On Thursday, May 23, we will be discussing Promised Land: A Novel of Israel by Martin Fletcher. This historical novel is a saga of two brothers during the first 20 years of the State of Israel. The Berg family of Munich, Germany family sent their older son, 14-year-old Peter, to America during the mid-1930s to escape the growing horror in Nazi Germany. Peter was sponsored by Quakers and sent to Wisconsin. The younger brother Arie remained with the family, and only Arie survived. Later, they reunite in the nascent Jewish state, where Arie has become a businessman and one of the richest men in Israel. Peter emigrates to Israel, becoming a top Mossad agent heading some of Israel’s most vital espionage operations. One brother is building Israel, the other protecting it. Ironically, they fall in love with the same woman, Tamara, a Jewish refugee from Cairo. As their new homeland faces obstacles that could destroy it, the brothers’ intrigues and jealousies threaten to tear their lives apart. The novel is the gripping tale of a struggling family and an epic about a struggling nation. One reviewer compares this novel to Leon Uris' iconicExodusPromised Land is a Jewish Book Council 2018 Book Club Award Finalist. The author Martin Fletcher is a former NBC News’ Middle East correspondent and Tel Aviv News Bureau chief.

On Monday July 8, we will discuss The Only Woman in the Room by Marie Benedict. In fiction disguised as a memoir, the author tells Austrian-Jewish Hedwig Kiesler's life story. Extraordinarily beautiful and scientifically brilliant, Hedy became a stage actress at age 19 in Vienna and met military munitions manufacturer Friedrich Mandl. Attracted to his wealth and influence in the face of threats to Austria's independence, her parents encouraged a union. Once married, Hedy found her husband to be controlling and abusive, but remained with him long enough to witness his meetings with political and military operatives. In 1937, she left her husband and fled to Los Angeles, becoming the popular screen star Hedy Lamarr. Working on lucrative contracts for MGM but beset by guilt at her Jewish heritage and horror at Hitler’s treatment of Jews, she began to hone her hidden scientific background. Desiring to contribute to America’s war effort, she developed plans for a radio-guided torpedo system far superior to the one in use, and worked to convince the U.S. military of its value. Benedict's novel describes a complicated woman who strived to be recognized for her groundbreaking scientific invention, known today as a precursor of wireless communications.  

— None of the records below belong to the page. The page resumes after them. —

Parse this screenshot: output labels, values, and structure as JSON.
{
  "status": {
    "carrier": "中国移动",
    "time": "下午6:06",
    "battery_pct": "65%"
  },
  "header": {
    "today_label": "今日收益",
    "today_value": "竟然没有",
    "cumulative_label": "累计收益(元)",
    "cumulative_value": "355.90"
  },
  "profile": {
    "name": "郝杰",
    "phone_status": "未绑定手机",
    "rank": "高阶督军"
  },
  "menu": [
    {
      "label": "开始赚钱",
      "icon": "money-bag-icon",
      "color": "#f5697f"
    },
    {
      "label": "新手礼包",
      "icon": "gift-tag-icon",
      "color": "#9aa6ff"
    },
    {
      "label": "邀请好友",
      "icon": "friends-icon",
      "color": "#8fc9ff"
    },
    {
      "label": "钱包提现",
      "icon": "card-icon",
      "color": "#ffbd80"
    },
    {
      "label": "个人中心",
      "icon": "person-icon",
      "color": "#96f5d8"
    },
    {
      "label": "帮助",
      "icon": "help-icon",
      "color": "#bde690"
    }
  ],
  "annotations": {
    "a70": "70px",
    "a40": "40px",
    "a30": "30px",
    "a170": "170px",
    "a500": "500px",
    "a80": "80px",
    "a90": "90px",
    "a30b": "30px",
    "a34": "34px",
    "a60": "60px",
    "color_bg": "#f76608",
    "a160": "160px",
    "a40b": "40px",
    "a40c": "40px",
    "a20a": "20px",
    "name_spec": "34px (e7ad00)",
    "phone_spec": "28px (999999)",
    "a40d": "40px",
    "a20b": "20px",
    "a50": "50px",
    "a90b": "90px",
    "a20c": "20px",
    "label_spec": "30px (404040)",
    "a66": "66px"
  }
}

Both meetings will be held at B’nai Shalom, starting at 7 p.m. All B’nai Shalom members are welcome. For more information, please contact Barbara Barry at babs206@gmail.com.

Sun, May 19 2019 14 Iyar 5779